An alternative design: diallel cross
We have so far discussed inbred mice and truly outbred stocks where each mouse is unique. But there is an intermediate: crosses between two inbred strains, or F1 mice. These mice are all identical to each other (isogenic), but they are not homozygous at all sites, given that they inherit one chromosome from each parent, and each parent is from a different strain.
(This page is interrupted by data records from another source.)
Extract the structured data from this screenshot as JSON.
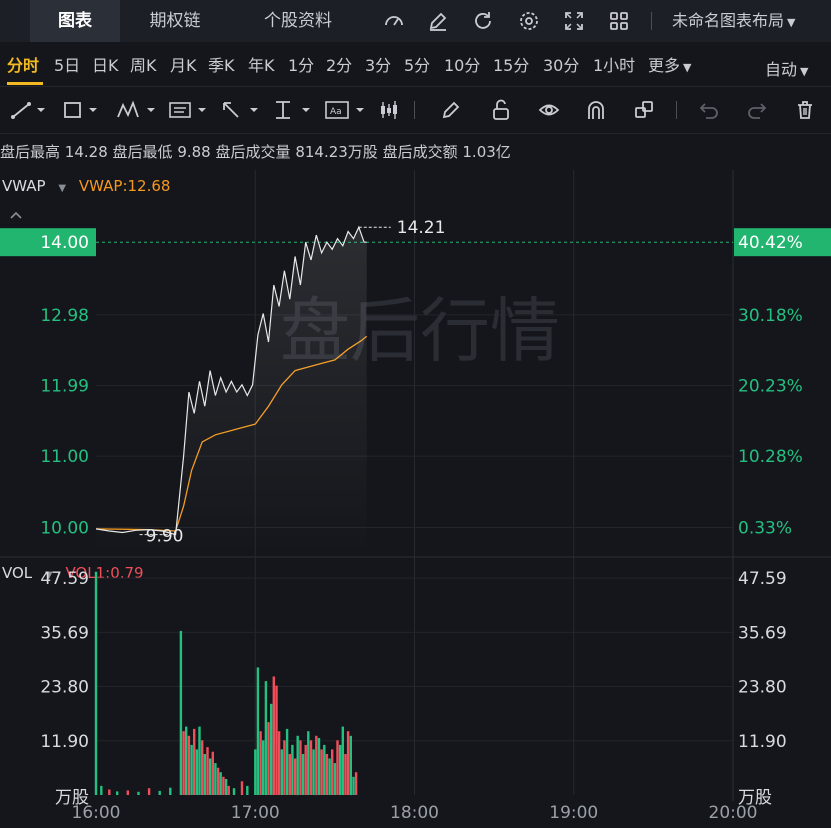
{
  "tabs": [
    {
      "label": "图表",
      "active": true
    },
    {
      "label": "期权链",
      "active": false
    },
    {
      "label": "个股资料",
      "active": false
    }
  ],
  "toolbar_icons": [
    "gauge-icon",
    "pencil-icon",
    "refresh-icon",
    "settings-icon",
    "fullscreen-icon",
    "grid-icon"
  ],
  "layout_label": "未命名图表布局",
  "periods": [
    "分时",
    "5日",
    "日K",
    "周K",
    "月K",
    "季K",
    "年K",
    "1分",
    "2分",
    "3分",
    "5分",
    "10分",
    "15分",
    "30分",
    "1小时",
    "更多"
  ],
  "active_period": "分时",
  "auto_label": "自动",
  "drawing_tools": [
    "trend-line-icon",
    "rectangle-icon",
    "wave-icon",
    "text-icon",
    "arrow-icon",
    "measure-icon",
    "annotation-icon",
    "candle-icon",
    "brush-icon",
    "unlock-icon",
    "eye-icon",
    "magnet-icon",
    "layers-icon",
    "undo-icon",
    "redo-icon",
    "trash-icon"
  ],
  "info": {
    "high_label": "盘后最高",
    "high": "14.28",
    "low_label": "盘后最低",
    "low": "9.88",
    "vol_label": "盘后成交量",
    "vol": "814.23万股",
    "amt_label": "盘后成交额",
    "amt": "1.03亿"
  },
  "indicators": {
    "main_name": "VWAP",
    "main_value": "VWAP:12.68",
    "sub_name": "VOL",
    "sub_value": "VOL1:0.79"
  },
  "watermark": "盘后行情",
  "colors": {
    "up": "#ef4f5a",
    "down": "#24c080",
    "vwap": "#f59a1e",
    "price": "#e8e8e8",
    "accent": "#f3b922",
    "current_price_bg": "#21b56f"
  },
  "chart_data": {
    "type": "line",
    "x_ticks": [
      "16:00",
      "17:00",
      "18:00",
      "19:00",
      "20:00"
    ],
    "price_axis_left": [
      "10.00",
      "11.00",
      "11.99",
      "12.98",
      "14.00"
    ],
    "price_axis_right": [
      "0.33%",
      "10.28%",
      "20.23%",
      "30.18%",
      "40.42%"
    ],
    "current_price": "14.00",
    "current_pct": "40.42%",
    "marker_high": "14.21",
    "marker_low": "9.90",
    "ylim": [
      9.6,
      14.9
    ],
    "price_series": {
      "name": "",
      "x": [
        "16:00",
        "16:05",
        "16:10",
        "16:15",
        "16:20",
        "16:25",
        "16:30",
        "16:33",
        "16:35",
        "16:37",
        "16:39",
        "16:41",
        "16:43",
        "16:45",
        "16:47",
        "16:49",
        "16:51",
        "16:53",
        "16:55",
        "16:57",
        "16:59",
        "17:01",
        "17:03",
        "17:05",
        "17:07",
        "17:09",
        "17:11",
        "17:13",
        "17:15",
        "17:17",
        "17:19",
        "17:21",
        "17:23",
        "17:25",
        "17:27",
        "17:29",
        "17:31",
        "17:33",
        "17:35",
        "17:37",
        "17:39",
        "17:41",
        "17:42"
      ],
      "values": [
        9.98,
        9.95,
        9.93,
        9.96,
        9.97,
        9.95,
        9.9,
        11.0,
        11.9,
        11.6,
        12.05,
        11.7,
        12.2,
        11.85,
        12.1,
        11.9,
        12.05,
        11.9,
        12.0,
        11.85,
        12.0,
        12.7,
        13.0,
        12.6,
        13.4,
        13.1,
        13.6,
        13.2,
        13.8,
        13.4,
        14.0,
        13.75,
        14.1,
        13.85,
        14.0,
        13.9,
        14.05,
        13.95,
        14.15,
        14.05,
        14.21,
        14.0,
        14.0
      ]
    },
    "vwap_series": {
      "name": "VWAP",
      "x": [
        "16:00",
        "16:20",
        "16:30",
        "16:33",
        "16:36",
        "16:40",
        "16:45",
        "16:50",
        "16:55",
        "17:00",
        "17:05",
        "17:10",
        "17:15",
        "17:20",
        "17:25",
        "17:30",
        "17:35",
        "17:40",
        "17:42"
      ],
      "values": [
        9.98,
        9.97,
        9.95,
        10.3,
        10.8,
        11.2,
        11.3,
        11.35,
        11.4,
        11.45,
        11.7,
        12.0,
        12.2,
        12.25,
        12.3,
        12.35,
        12.5,
        12.62,
        12.68
      ]
    },
    "volume": {
      "ylabel": "万股",
      "y_ticks": [
        "11.90",
        "23.80",
        "35.69",
        "47.59"
      ],
      "ylim": [
        0,
        52
      ],
      "bars": [
        {
          "t": "16:00",
          "v": 49.0,
          "d": "down"
        },
        {
          "t": "16:02",
          "v": 2.0,
          "d": "down"
        },
        {
          "t": "16:05",
          "v": 1.2,
          "d": "up"
        },
        {
          "t": "16:08",
          "v": 0.8,
          "d": "down"
        },
        {
          "t": "16:12",
          "v": 1.0,
          "d": "up"
        },
        {
          "t": "16:16",
          "v": 0.7,
          "d": "down"
        },
        {
          "t": "16:20",
          "v": 1.5,
          "d": "up"
        },
        {
          "t": "16:24",
          "v": 0.9,
          "d": "down"
        },
        {
          "t": "16:28",
          "v": 1.6,
          "d": "down"
        },
        {
          "t": "16:32",
          "v": 36.0,
          "d": "down"
        },
        {
          "t": "16:33",
          "v": 14.0,
          "d": "up"
        },
        {
          "t": "16:34",
          "v": 15.0,
          "d": "down"
        },
        {
          "t": "16:35",
          "v": 13.0,
          "d": "up"
        },
        {
          "t": "16:36",
          "v": 11.0,
          "d": "down"
        },
        {
          "t": "16:37",
          "v": 14.5,
          "d": "up"
        },
        {
          "t": "16:38",
          "v": 10.0,
          "d": "down"
        },
        {
          "t": "16:39",
          "v": 15.0,
          "d": "down"
        },
        {
          "t": "16:40",
          "v": 12.0,
          "d": "up"
        },
        {
          "t": "16:41",
          "v": 9.0,
          "d": "down"
        },
        {
          "t": "16:42",
          "v": 10.5,
          "d": "up"
        },
        {
          "t": "16:43",
          "v": 8.0,
          "d": "down"
        },
        {
          "t": "16:44",
          "v": 9.5,
          "d": "up"
        },
        {
          "t": "16:45",
          "v": 7.0,
          "d": "down"
        },
        {
          "t": "16:46",
          "v": 6.0,
          "d": "up"
        },
        {
          "t": "16:47",
          "v": 5.0,
          "d": "down"
        },
        {
          "t": "16:48",
          "v": 4.0,
          "d": "up"
        },
        {
          "t": "16:49",
          "v": 3.5,
          "d": "down"
        },
        {
          "t": "16:50",
          "v": 2.0,
          "d": "up"
        },
        {
          "t": "16:52",
          "v": 1.5,
          "d": "down"
        },
        {
          "t": "16:55",
          "v": 3.0,
          "d": "up"
        },
        {
          "t": "16:57",
          "v": 2.0,
          "d": "down"
        },
        {
          "t": "17:00",
          "v": 10.0,
          "d": "down"
        },
        {
          "t": "17:01",
          "v": 28.0,
          "d": "down"
        },
        {
          "t": "17:02",
          "v": 14.0,
          "d": "up"
        },
        {
          "t": "17:03",
          "v": 12.0,
          "d": "down"
        },
        {
          "t": "17:04",
          "v": 25.0,
          "d": "down"
        },
        {
          "t": "17:05",
          "v": 16.0,
          "d": "up"
        },
        {
          "t": "17:06",
          "v": 20.0,
          "d": "down"
        },
        {
          "t": "17:07",
          "v": 26.0,
          "d": "up"
        },
        {
          "t": "17:08",
          "v": 24.0,
          "d": "up"
        },
        {
          "t": "17:09",
          "v": 14.0,
          "d": "up"
        },
        {
          "t": "17:10",
          "v": 10.0,
          "d": "down"
        },
        {
          "t": "17:11",
          "v": 12.0,
          "d": "up"
        },
        {
          "t": "17:12",
          "v": 14.5,
          "d": "down"
        },
        {
          "t": "17:13",
          "v": 9.0,
          "d": "up"
        },
        {
          "t": "17:14",
          "v": 11.0,
          "d": "down"
        },
        {
          "t": "17:15",
          "v": 8.0,
          "d": "up"
        },
        {
          "t": "17:16",
          "v": 13.0,
          "d": "down"
        },
        {
          "t": "17:17",
          "v": 12.0,
          "d": "up"
        },
        {
          "t": "17:18",
          "v": 9.0,
          "d": "down"
        },
        {
          "t": "17:19",
          "v": 11.0,
          "d": "up"
        },
        {
          "t": "17:20",
          "v": 14.0,
          "d": "down"
        },
        {
          "t": "17:21",
          "v": 12.0,
          "d": "up"
        },
        {
          "t": "17:22",
          "v": 10.0,
          "d": "down"
        },
        {
          "t": "17:23",
          "v": 13.0,
          "d": "up"
        },
        {
          "t": "17:24",
          "v": 12.5,
          "d": "down"
        },
        {
          "t": "17:25",
          "v": 10.0,
          "d": "up"
        },
        {
          "t": "17:26",
          "v": 11.0,
          "d": "down"
        },
        {
          "t": "17:27",
          "v": 9.0,
          "d": "up"
        },
        {
          "t": "17:28",
          "v": 8.0,
          "d": "down"
        },
        {
          "t": "17:29",
          "v": 10.0,
          "d": "up"
        },
        {
          "t": "17:30",
          "v": 7.0,
          "d": "down"
        },
        {
          "t": "17:31",
          "v": 12.0,
          "d": "up"
        },
        {
          "t": "17:32",
          "v": 11.0,
          "d": "down"
        },
        {
          "t": "17:33",
          "v": 15.0,
          "d": "down"
        },
        {
          "t": "17:34",
          "v": 9.0,
          "d": "up"
        },
        {
          "t": "17:35",
          "v": 14.0,
          "d": "up"
        },
        {
          "t": "17:36",
          "v": 13.0,
          "d": "down"
        },
        {
          "t": "17:37",
          "v": 4.0,
          "d": "down"
        },
        {
          "t": "17:38",
          "v": 5.0,
          "d": "up"
        }
      ]
    }
  }
}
One option we discussed early was to cross the 8 founder strains from the Collaborative Cross with C57BL6/J, resulting in a series of mice that are distinct but in a perfectly reproducible way. Doing this could have made it easier to introduce transgenic models (Such as the JAX 011011 mouse that is common in partial reprogramming studies) because these tend to be in a C57BL/6J background. But crosses have the limitation that unlike for HET3 or DO, which can be purchased directly, they have to be bred in house. They also present slightly greater logistic challenges: Two HET3 or DO mice can be treated as fungible, but not so for the F1 panel. Each study design has to make sure to draw the right amount of mice from each of the F1 crosses. They are also less diverse: each mouse is still identical to its siblings. In the end, we decided against any particular cross, in favor of the most diverse mice currently in use in aging research: HET3 or DO.
The choice of mouse strain depends on the research question. For Rejuvenome we are interested in robust data that is not specific to any particular strain, and hence for us outbred mice are the ideal choice. At the moment the exact stock of mice the project will use is not fully decided, but it will be one of HET3 or DO.
We would like to thank Richard Miller for his helpful comments and suggestions
Header image printed with permission from © 2022 The Jackson Laboratory.